Taking the Long View: The Museum London Art Collection, from its Beginning to Today
January 26 to January 25, 2020
Museum London is happy to present a large, permanent art exhibition comprised of well-loved treasures from the vaults; intriguing, though lesser-known gems; and recent acquisitions of modern and contemporary art. This exhibition re-establishes our commitment to providing visitors with an ongoing survey of our collection.
Taking the Long View demonstrates the ways in which a public art collection can record and reflect a community. This selection gives precedence to the accomplishments of London and area artists from the mid-1800s through the 2000s. It sets these achievements within a national context, and illuminates ways in which London has always been a centre of great artistic vitality, and at times at the forefront of national innovation.
Divided into thematic groupings, the exhibition has been installed in a traditional Salon style, using vivid wall colours and a wide range of close-set paintings. Sections include Faces, which includes portraits by London painters, and often depicting prominent city personages. A special component celebrates the paintings of Paul Peel (1860-92), London’s best-known 19th century artist. Another theme, Places, illustrates how much the city has grown and changed. A third main grouping explores London Regionalism, an important cultural impulse which began in the 1960s and is still examined today. A fourth theme samples work by artists who emerged after the heyday of Regionalism, including more technologically-based pieces. To provide background, and to showcase the astute judgement and generosity of donors and supporters, Taking the Long View includes works produced across Canada. These include paintings by the Group of Seven, and by pioneers of Canadian abstraction such as the Automatistes, Plasticiens, Painters Eleven, Regina Five, and more. In 2019, new cases will allow the display of fragile works on paper by Inuit and other artists. The galleries also include a flex space for regular, four-month exhibitions. The first, PanCanada, surveys landscape works that represent all parts of the country, encompassing scenes by Emily Carr, Alex Colville, Dorothy Knowles, Pitseolak, and many more.

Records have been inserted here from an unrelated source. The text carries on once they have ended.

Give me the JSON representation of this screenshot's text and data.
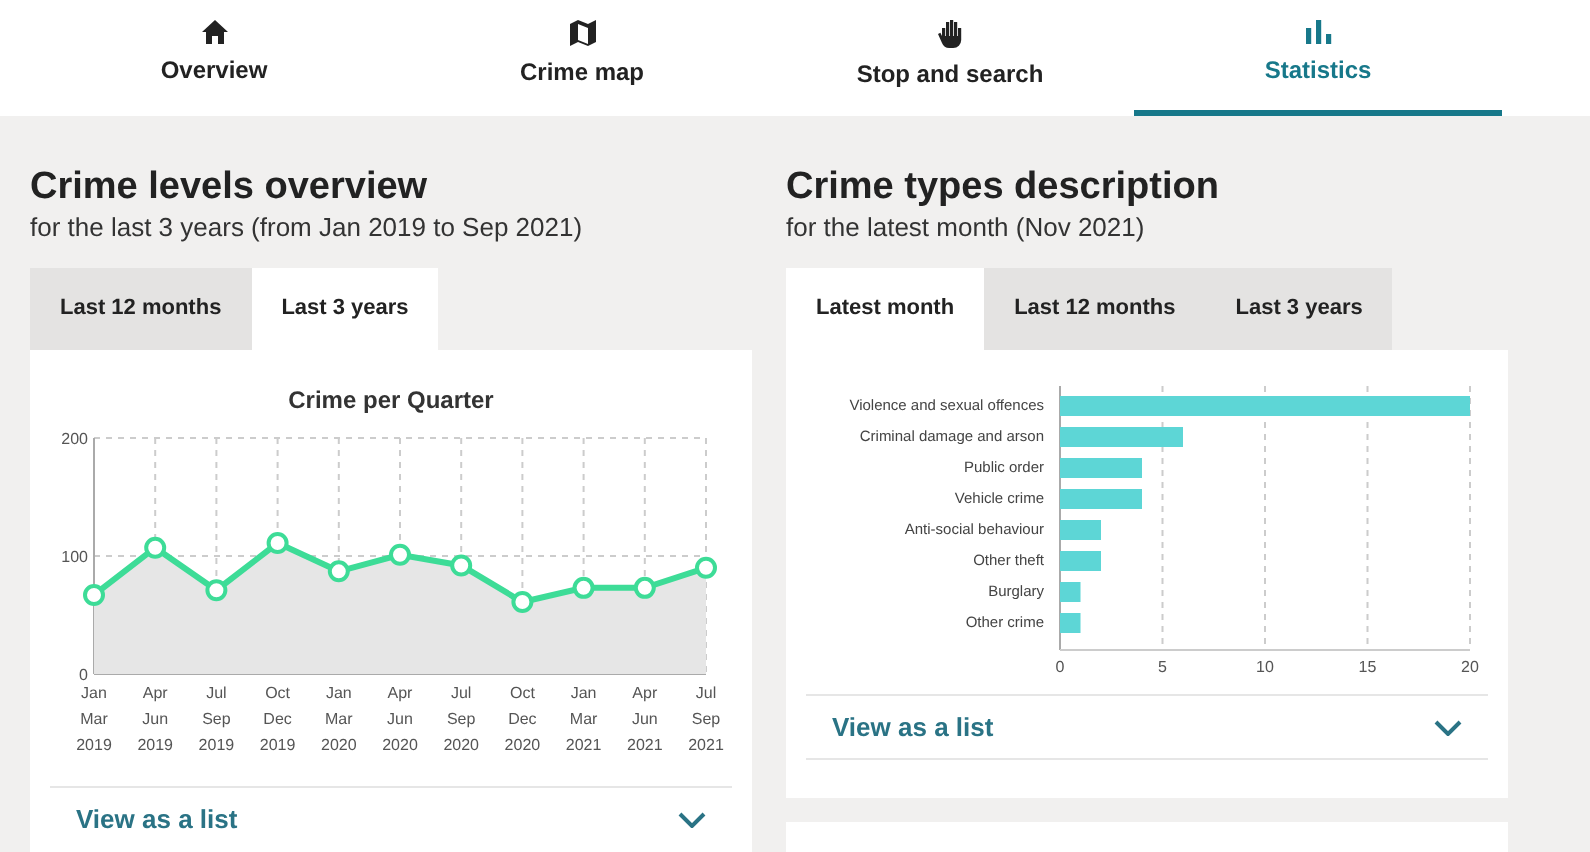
{
  "nav": [
    {
      "label": "Overview",
      "kind": "home",
      "selected": false
    },
    {
      "label": "Crime map",
      "kind": "map",
      "selected": false
    },
    {
      "label": "Stop and search",
      "kind": "hand",
      "selected": false
    },
    {
      "label": "Statistics",
      "kind": "chart",
      "selected": true
    }
  ],
  "panels": [
    {
      "title": "Crime levels overview",
      "subtitle": "for the last 3 years (from Jan 2019 to Sep 2021)",
      "tabs": [
        {
          "label": "Last 12 months",
          "selected": false
        },
        {
          "label": "Last 3 years",
          "selected": true
        }
      ],
      "link": "View as a list",
      "chart_data": {
        "type": "area",
        "title": "Crime per Quarter",
        "categories": [
          "Jan Mar 2019",
          "Apr Jun 2019",
          "Jul Sep 2019",
          "Oct Dec 2019",
          "Jan Mar 2020",
          "Apr Jun 2020",
          "Jul Sep 2020",
          "Oct Dec 2020",
          "Jan Mar 2021",
          "Apr Jun 2021",
          "Jul Sep 2021"
        ],
        "series": [
          {
            "color": "#3ddc97",
            "values": [
              67,
              107,
              71,
              111,
              87,
              101,
              92,
              61,
              73,
              73,
              90
            ]
          }
        ],
        "ylim": [
          0,
          200
        ],
        "yticks": [
          0,
          100,
          200
        ],
        "grid": true
      }
    },
    {
      "title": "Crime types description",
      "subtitle": "for the latest month (Nov 2021)",
      "tabs": [
        {
          "label": "Latest month",
          "selected": true
        },
        {
          "label": "Last 12 months",
          "selected": false
        },
        {
          "label": "Last 3 years",
          "selected": false
        }
      ],
      "link": "View as a list",
      "chart_data": {
        "type": "bar",
        "orientation": "horizontal",
        "categories": [
          "Violence and sexual offences",
          "Criminal damage and arson",
          "Public order",
          "Vehicle crime",
          "Anti-social behaviour",
          "Other theft",
          "Burglary",
          "Other crime"
        ],
        "series": [
          {
            "color": "#5dd6d6",
            "values": [
              20,
              6,
              4,
              4,
              2,
              2,
              1,
              1
            ]
          }
        ],
        "xlim": [
          0,
          20
        ],
        "xticks": [
          0,
          5,
          10,
          15,
          20
        ],
        "grid": true
      }
    }
  ]
}
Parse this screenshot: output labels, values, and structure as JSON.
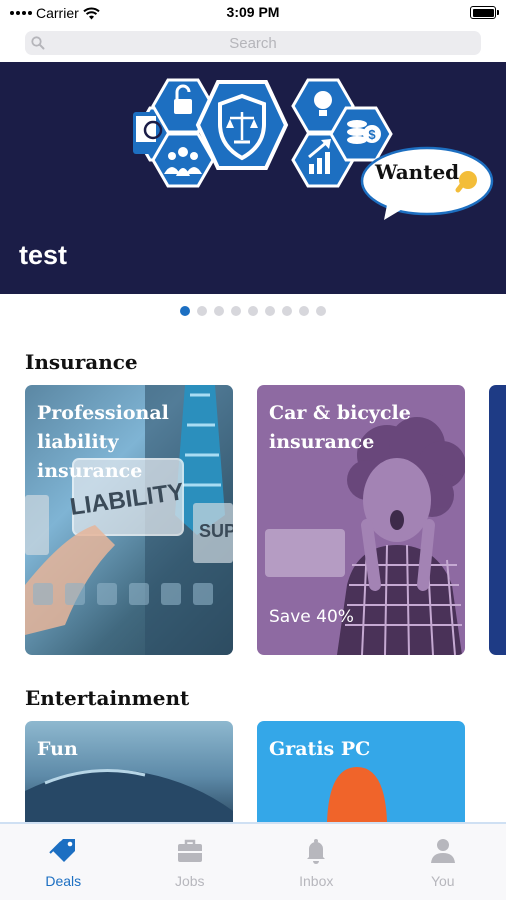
{
  "status_bar": {
    "carrier": "Carrier",
    "time": "3:09 PM"
  },
  "search": {
    "placeholder": "Search"
  },
  "hero": {
    "title": "test",
    "badge_text": "Wanted",
    "page_count": 9,
    "active_page": 1
  },
  "sections": [
    {
      "title": "Insurance",
      "cards": [
        {
          "title": "Professional liability insurance",
          "subtitle": ""
        },
        {
          "title": "Car & bicycle insurance",
          "subtitle": "Save 40%"
        }
      ]
    },
    {
      "title": "Entertainment",
      "cards": [
        {
          "title": "Fun",
          "subtitle": ""
        },
        {
          "title": "Gratis PC",
          "subtitle": ""
        }
      ]
    }
  ],
  "tabs": [
    {
      "label": "Deals",
      "icon": "tag-icon",
      "active": true
    },
    {
      "label": "Jobs",
      "icon": "briefcase-icon",
      "active": false
    },
    {
      "label": "Inbox",
      "icon": "bell-icon",
      "active": false
    },
    {
      "label": "You",
      "icon": "person-icon",
      "active": false
    }
  ],
  "colors": {
    "accent": "#1c6fc2",
    "hero_bg": "#1b1d47",
    "car_card": "#8e6aa2",
    "gratis_card": "#34a7e8",
    "tab_inactive": "#b7b7bd"
  }
}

Image: Lawren Stewart Harris, From the North Shore, Lake Superior, c. 1927, oil on canvas, Collection of Museum London, Gift of H.S. Southam Esq., Ottawa, Ontario, 1940